-------- Available data
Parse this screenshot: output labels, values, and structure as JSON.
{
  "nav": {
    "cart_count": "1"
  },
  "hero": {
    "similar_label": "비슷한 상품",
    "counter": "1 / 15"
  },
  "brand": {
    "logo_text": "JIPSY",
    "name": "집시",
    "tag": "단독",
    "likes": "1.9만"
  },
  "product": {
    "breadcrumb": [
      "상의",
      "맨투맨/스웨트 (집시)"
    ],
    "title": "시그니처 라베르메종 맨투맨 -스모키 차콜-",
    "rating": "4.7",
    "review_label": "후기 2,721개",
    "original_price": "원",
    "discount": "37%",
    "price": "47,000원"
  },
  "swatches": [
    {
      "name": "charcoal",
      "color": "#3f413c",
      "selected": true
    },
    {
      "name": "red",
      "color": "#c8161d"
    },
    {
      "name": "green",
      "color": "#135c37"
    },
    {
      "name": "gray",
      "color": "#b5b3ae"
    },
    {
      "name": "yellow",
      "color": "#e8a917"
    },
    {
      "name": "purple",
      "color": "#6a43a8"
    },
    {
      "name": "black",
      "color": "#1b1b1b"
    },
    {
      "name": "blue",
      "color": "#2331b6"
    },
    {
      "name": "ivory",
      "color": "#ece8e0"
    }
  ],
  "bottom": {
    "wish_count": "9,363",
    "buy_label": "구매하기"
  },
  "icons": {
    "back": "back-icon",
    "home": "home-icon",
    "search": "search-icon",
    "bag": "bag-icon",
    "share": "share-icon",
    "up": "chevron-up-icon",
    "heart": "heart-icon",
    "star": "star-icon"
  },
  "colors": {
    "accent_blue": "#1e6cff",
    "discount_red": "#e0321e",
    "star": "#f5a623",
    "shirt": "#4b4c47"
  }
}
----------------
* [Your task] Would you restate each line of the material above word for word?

* [Output]
Parse this screenshot: output labels, values, and structure as JSON.
{
  "nav": {
    "cart_count": "1"
  },
  "hero": {
    "similar_label": "비슷한 상품",
    "counter": "1 / 15"
  },
  "brand": {
    "logo_text": "JIPSY",
    "name": "집시",
    "tag": "단독",
    "likes": "1.9만"
  },
  "product": {
    "breadcrumb": [
      "상의",
      "맨투맨/스웨트 (집시)"
    ],
    "title": "시그니처 라베르메종 맨투맨 -스모키 차콜-",
    "rating": "4.7",
    "review_label": "후기 2,721개",
    "original_price": "원",
    "discount": "37%",
    "price": "47,000원"
  },
  "swatches": [
    {
      "name": "charcoal",
      "color": "#3f413c",
      "selected": true
    },
    {
      "name": "red",
      "color": "#c8161d"
    },
    {
      "name": "green",
      "color": "#135c37"
    },
    {
      "name": "gray",
      "color": "#b5b3ae"
    },
    {
      "name": "yellow",
      "color": "#e8a917"
    },
    {
      "name": "purple",
      "color": "#6a43a8"
    },
    {
      "name": "black",
      "color": "#1b1b1b"
    },
    {
      "name": "blue",
      "color": "#2331b6"
    },
    {
      "name": "ivory",
      "color": "#ece8e0"
    }
  ],
  "bottom": {
    "wish_count": "9,363",
    "buy_label": "구매하기"
  },
  "icons": {
    "back": "back-icon",
    "home": "home-icon",
    "search": "search-icon",
    "bag": "bag-icon",
    "share": "share-icon",
    "up": "chevron-up-icon",
    "heart": "heart-icon",
    "star": "star-icon"
  },
  "colors": {
    "accent_blue": "#1e6cff",
    "discount_red": "#e0321e",
    "star": "#f5a623",
    "shirt": "#4b4c47"
  }
}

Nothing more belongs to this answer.